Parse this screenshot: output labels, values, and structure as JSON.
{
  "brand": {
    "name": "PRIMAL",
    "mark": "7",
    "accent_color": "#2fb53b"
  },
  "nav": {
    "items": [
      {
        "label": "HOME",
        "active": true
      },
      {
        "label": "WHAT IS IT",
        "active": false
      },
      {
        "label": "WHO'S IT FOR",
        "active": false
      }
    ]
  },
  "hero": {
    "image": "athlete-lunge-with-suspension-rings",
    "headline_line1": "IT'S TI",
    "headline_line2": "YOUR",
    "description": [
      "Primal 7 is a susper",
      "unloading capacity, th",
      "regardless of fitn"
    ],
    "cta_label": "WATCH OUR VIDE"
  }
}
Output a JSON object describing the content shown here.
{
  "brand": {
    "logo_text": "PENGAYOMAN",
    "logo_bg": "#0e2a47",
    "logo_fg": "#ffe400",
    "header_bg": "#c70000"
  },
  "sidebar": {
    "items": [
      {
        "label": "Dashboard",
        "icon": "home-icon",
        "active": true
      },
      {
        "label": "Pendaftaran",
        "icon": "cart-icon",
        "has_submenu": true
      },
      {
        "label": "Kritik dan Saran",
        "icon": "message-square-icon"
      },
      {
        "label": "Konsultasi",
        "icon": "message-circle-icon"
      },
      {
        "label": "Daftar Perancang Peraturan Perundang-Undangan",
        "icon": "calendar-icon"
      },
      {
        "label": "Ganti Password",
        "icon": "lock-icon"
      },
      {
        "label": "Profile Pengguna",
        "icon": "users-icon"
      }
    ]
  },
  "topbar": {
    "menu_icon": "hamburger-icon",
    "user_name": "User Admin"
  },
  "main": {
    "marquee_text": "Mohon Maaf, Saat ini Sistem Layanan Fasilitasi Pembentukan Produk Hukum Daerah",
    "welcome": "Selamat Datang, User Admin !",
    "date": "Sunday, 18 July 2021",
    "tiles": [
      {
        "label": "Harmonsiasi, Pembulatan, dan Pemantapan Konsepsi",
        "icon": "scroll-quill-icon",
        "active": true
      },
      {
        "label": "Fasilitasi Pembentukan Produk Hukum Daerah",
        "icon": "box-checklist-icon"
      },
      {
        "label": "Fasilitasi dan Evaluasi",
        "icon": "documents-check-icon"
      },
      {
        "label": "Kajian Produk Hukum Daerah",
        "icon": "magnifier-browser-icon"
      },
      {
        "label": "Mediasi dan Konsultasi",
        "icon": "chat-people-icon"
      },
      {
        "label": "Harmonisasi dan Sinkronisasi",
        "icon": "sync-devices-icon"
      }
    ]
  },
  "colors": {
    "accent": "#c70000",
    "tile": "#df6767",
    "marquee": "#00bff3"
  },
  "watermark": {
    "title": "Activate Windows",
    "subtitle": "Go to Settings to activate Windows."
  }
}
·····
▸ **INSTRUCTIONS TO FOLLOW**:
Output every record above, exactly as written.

▸ **ANSWER TO THE EXERCISE**:
Parse this screenshot: output labels, values, and structure as JSON.
{
  "brand": {
    "name": "PRIMAL",
    "mark": "7",
    "accent_color": "#2fb53b"
  },
  "nav": {
    "items": [
      {
        "label": "HOME",
        "active": true
      },
      {
        "label": "WHAT IS IT",
        "active": false
      },
      {
        "label": "WHO'S IT FOR",
        "active": false
      }
    ]
  },
  "hero": {
    "image": "athlete-lunge-with-suspension-rings",
    "headline_line1": "IT'S TI",
    "headline_line2": "YOUR",
    "description": [
      "Primal 7 is a susper",
      "unloading capacity, th",
      "regardless of fitn"
    ],
    "cta_label": "WATCH OUR VIDE"
  }
}
Output a JSON object describing the content shown here.
{
  "brand": {
    "logo_text": "PENGAYOMAN",
    "logo_bg": "#0e2a47",
    "logo_fg": "#ffe400",
    "header_bg": "#c70000"
  },
  "sidebar": {
    "items": [
      {
        "label": "Dashboard",
        "icon": "home-icon",
        "active": true
      },
      {
        "label": "Pendaftaran",
        "icon": "cart-icon",
        "has_submenu": true
      },
      {
        "label": "Kritik dan Saran",
        "icon": "message-square-icon"
      },
      {
        "label": "Konsultasi",
        "icon": "message-circle-icon"
      },
      {
        "label": "Daftar Perancang Peraturan Perundang-Undangan",
        "icon": "calendar-icon"
      },
      {
        "label": "Ganti Password",
        "icon": "lock-icon"
      },
      {
        "label": "Profile Pengguna",
        "icon": "users-icon"
      }
    ]
  },
  "topbar": {
    "menu_icon": "hamburger-icon",
    "user_name": "User Admin"
  },
  "main": {
    "marquee_text": "Mohon Maaf, Saat ini Sistem Layanan Fasilitasi Pembentukan Produk Hukum Daerah",
    "welcome": "Selamat Datang, User Admin !",
    "date": "Sunday, 18 July 2021",
    "tiles": [
      {
        "label": "Harmonsiasi, Pembulatan, dan Pemantapan Konsepsi",
        "icon": "scroll-quill-icon",
        "active": true
      },
      {
        "label": "Fasilitasi Pembentukan Produk Hukum Daerah",
        "icon": "box-checklist-icon"
      },
      {
        "label": "Fasilitasi dan Evaluasi",
        "icon": "documents-check-icon"
      },
      {
        "label": "Kajian Produk Hukum Daerah",
        "icon": "magnifier-browser-icon"
      },
      {
        "label": "Mediasi dan Konsultasi",
        "icon": "chat-people-icon"
      },
      {
        "label": "Harmonisasi dan Sinkronisasi",
        "icon": "sync-devices-icon"
      }
    ]
  },
  "colors": {
    "accent": "#c70000",
    "tile": "#df6767",
    "marquee": "#00bff3"
  },
  "watermark": {
    "title": "Activate Windows",
    "subtitle": "Go to Settings to activate Windows."
  }
}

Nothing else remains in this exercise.